Just this week, as I was sorting through my email, clearing out spam messages, a subject caught my eye. The subject was “I’m crack <[email protected]>”, and bad grammar aside, I wanted to see what the content of said message was. I’ve received similar messages before, but this one was a step up in sophistication. It read like an episode of Black Mirror, (Season 3, episode 3 to be exact). This was the content of the message (certain details have been removed). Continue reading “Have I Been Hacked?”
I just had my mind blown by the most diabolical brainteaser. At first glance it seems impossible to figure out, but there is actually a fairly logical way to solve it. I wish I could say that I solved it, but I have to admit to giving up. Here it is:
Two mathematicians are at the pub having a beer and a yarn. One of them says “Hey, I bet you $5 you can’t work out the ages of my three daughters.”
The other one says “Is that so? I’ll take your bet.”
“Okay, so the product of their ages is 72. The sum of their ages is the same as the number of the house across the street.”
The second mathematician thinks about it for a moment, then says “You haven’t given me enough information to solve the riddle.”
“Okay, my eldest daughter loves chocolate.”
The second mathematician says “Too easy”, gives the answer and takes his $5.
How old are the daughters?
Having worked in IT for many years, I thought I had a good handle on how to create a secure password. My passwords didn’t use dictionary words, I used mixed case, numbers and symbols. Of course, they were damn difficult to remember, so I ended up using words and substituting numbers and symbols into them.
Well, it turns out that doing that probably made my passwords easier to crack. How could that be? Well password cracking tools are pretty sophisticated these days, and they automatically try common letter/number substitutions (like replacing an “o” with a zero). A while back I found an xkcd comic that explained exactly how easy such passwords are for computers to crack. Continue reading “Is your password really secure?”
Many years ago someone gave me the following puzzle. I thought that it seemed fairly easy, and worked out the answer, only to be told I was wrong. Took me the best part of a weekend to work it out in the end.

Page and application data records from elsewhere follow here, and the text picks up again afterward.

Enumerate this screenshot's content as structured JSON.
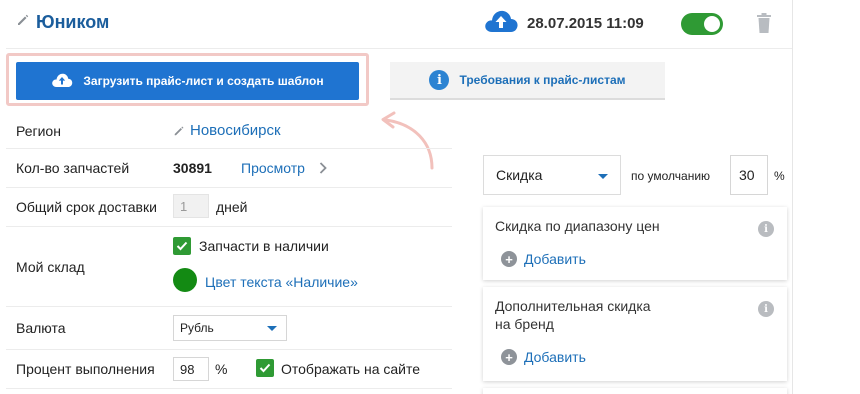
{
  "header": {
    "title": "Юником",
    "upload_datetime": "28.07.2015 11:09",
    "active_toggle": true
  },
  "buttons": {
    "upload_label": "Загрузить прайс-лист и создать шаблон",
    "requirements_label": "Требования к прайс-листам"
  },
  "form": {
    "region_label": "Регион",
    "region_value": "Новосибирск",
    "parts_count_label": "Кол-во запчастей",
    "parts_count_value": "30891",
    "view_link": "Просмотр",
    "delivery_label": "Общий срок доставки",
    "delivery_value": "1",
    "delivery_unit": "дней",
    "warehouse_label": "Мой склад",
    "in_stock_label": "Запчасти в наличии",
    "in_stock_checked": true,
    "stock_color_label": "Цвет текста «Наличие»",
    "stock_color": "#138a13",
    "currency_label": "Валюта",
    "currency_value": "Рубль",
    "completion_label": "Процент выполнения",
    "completion_value": "98",
    "completion_unit": "%",
    "show_on_site_label": "Отображать на сайте",
    "show_on_site_checked": true
  },
  "discount": {
    "type_value": "Скидка",
    "default_label": "по умолчанию",
    "default_value": "30",
    "unit": "%",
    "cards": [
      {
        "title": "Скидка по диапазону цен",
        "add_label": "Добавить"
      },
      {
        "title_line1": "Дополнительная скидка",
        "title_line2": "на бренд",
        "add_label": "Добавить"
      }
    ]
  },
  "colors": {
    "accent": "#1f74d1",
    "link": "#1d6fb8",
    "title": "#1b5d9c",
    "green": "#2f9a34"
  }
}
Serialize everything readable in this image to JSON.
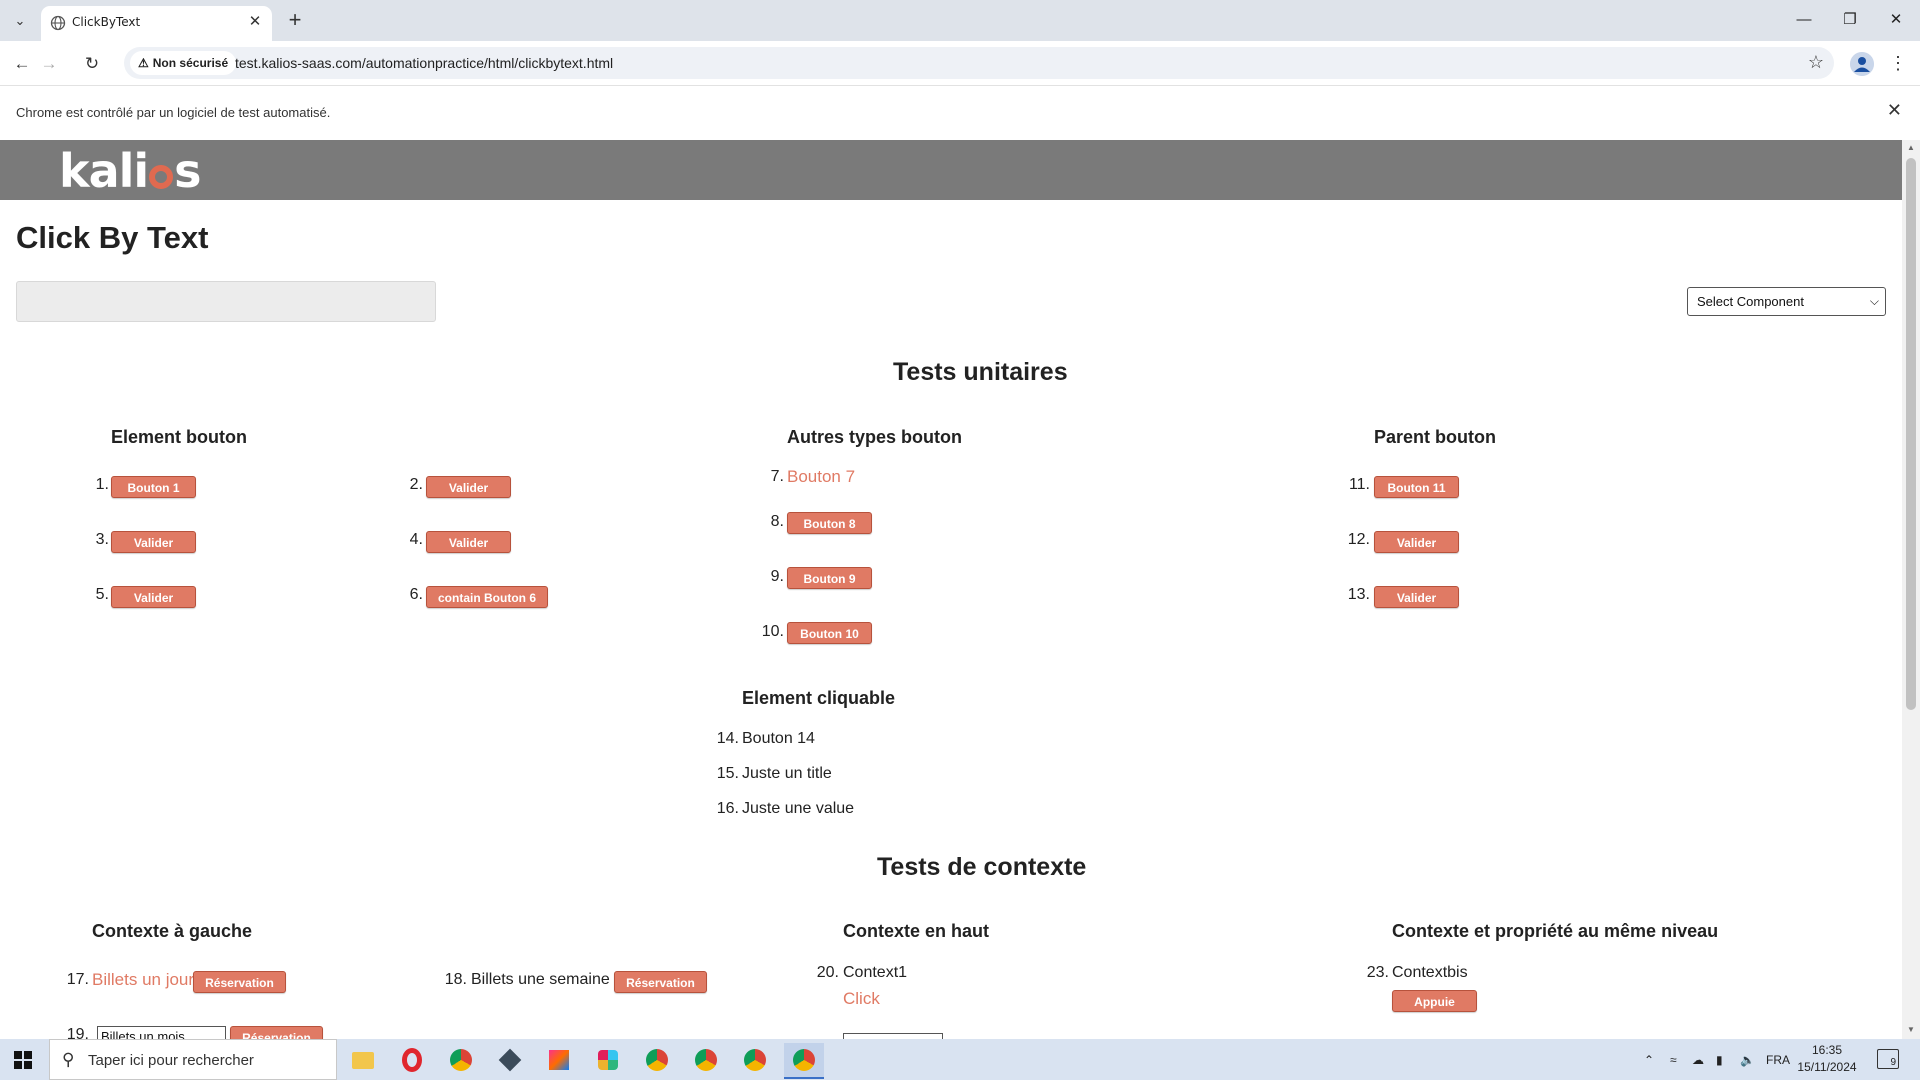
{
  "browser": {
    "tab_title": "ClickByText",
    "security_label": "Non sécurisé",
    "url": "test.kalios-saas.com/automationpractice/html/clickbytext.html",
    "infobar_text": "Chrome est contrôlé par un logiciel de test automatisé."
  },
  "page": {
    "logo_left": "kali",
    "logo_right": "s",
    "title": "Click By Text",
    "select_value": "Select Component",
    "unit_tests_heading": "Tests unitaires",
    "context_tests_heading": "Tests de contexte"
  },
  "element_bouton": {
    "heading": "Element bouton",
    "items": [
      {
        "num": "1.",
        "label": "Bouton 1"
      },
      {
        "num": "2.",
        "label": "Valider"
      },
      {
        "num": "3.",
        "label": "Valider"
      },
      {
        "num": "4.",
        "label": "Valider"
      },
      {
        "num": "5.",
        "label": "Valider"
      },
      {
        "num": "6.",
        "label": "contain Bouton 6"
      }
    ]
  },
  "autres_types": {
    "heading": "Autres types bouton",
    "items": [
      {
        "num": "7.",
        "label": "Bouton 7"
      },
      {
        "num": "8.",
        "label": "Bouton 8"
      },
      {
        "num": "9.",
        "label": "Bouton 9"
      },
      {
        "num": "10.",
        "label": "Bouton 10"
      }
    ]
  },
  "parent_bouton": {
    "heading": "Parent bouton",
    "items": [
      {
        "num": "11.",
        "label": "Bouton 11"
      },
      {
        "num": "12.",
        "label": "Valider"
      },
      {
        "num": "13.",
        "label": "Valider"
      }
    ]
  },
  "element_cliquable": {
    "heading": "Element cliquable",
    "items": [
      {
        "num": "14.",
        "label": "Bouton 14"
      },
      {
        "num": "15.",
        "label": "Juste un title"
      },
      {
        "num": "16.",
        "label": "Juste une value"
      }
    ]
  },
  "contexte_gauche": {
    "heading": "Contexte à gauche",
    "item17_num": "17.",
    "item17_link": "Billets un jour",
    "item17_button": "Réservation",
    "item18_num": "18.",
    "item18_text": "Billets une semaine",
    "item18_button": "Réservation",
    "item19_num": "19.",
    "item19_input": "Billets un mois",
    "item19_button": "Réservation"
  },
  "contexte_haut": {
    "heading": "Contexte en haut",
    "item20_num": "20.",
    "item20_text": "Context1",
    "item20_link": "Click"
  },
  "contexte_meme_niveau": {
    "heading": "Contexte et propriété au même niveau",
    "item23_num": "23.",
    "item23_text": "Contextbis",
    "item23_button": "Appuie"
  },
  "taskbar": {
    "search_placeholder": "Taper ici pour rechercher",
    "language": "FRA",
    "time": "16:35",
    "date": "15/11/2024",
    "notification_count": "9"
  },
  "colors": {
    "accent": "#e07a64",
    "header_bg": "#7a7a7a"
  }
}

How quickly can you do it? Continue reading “A Most Boggling Mind Bender”
The first card trick I ever learned was a pretty simple one that required no sleight of hand, and worked if you could follow the simple instructions. It used 21 cards, and allowed you to identify a chosen card. The trick is simple, get the volunteer to select a card, and place it back into the packet of 21 cards. You then deal the cards into 3 piles, asking the volunteer to note which pile their card is in. Place that pile in between the other piles and repeat two more times. After that their card will be in the middle of the middle pile, allowing you to reveal it in whichever way you feel works best.
I’ve mentioned the first “real” magic trick that I learned was entitled Lie Detector, and it uses the Si Stebbins stack. I don’t even know if I still have the written instructions I bought nearly 25 years ago, or if they’ve been turfed in one clean out or another. Fortunately I have this trick well and truly committed to memory, and I’ve not needed to refer to the instructions for quite a few years.
The way it works is you get a volunteer to cut the deck, then take a card from anywhere in the deck and show it to everyone else (assuming there are others watching, of course). You then tell them that you’re going to ask them 3 questions about their card, and that they can choose to answer truthfully, or lie.
I’ve always had a bit of an interest in magic tricks and sleight of hand, mostly thanks to my Grandfather. Pop would often amuse me with simple magic tricks, like making coins disappear and then pulling them out of my ear. I never really bothered learning much, myself though. So, when I saw a magic shop while walking through a mall in Canada, I was intrigued, and checked it out.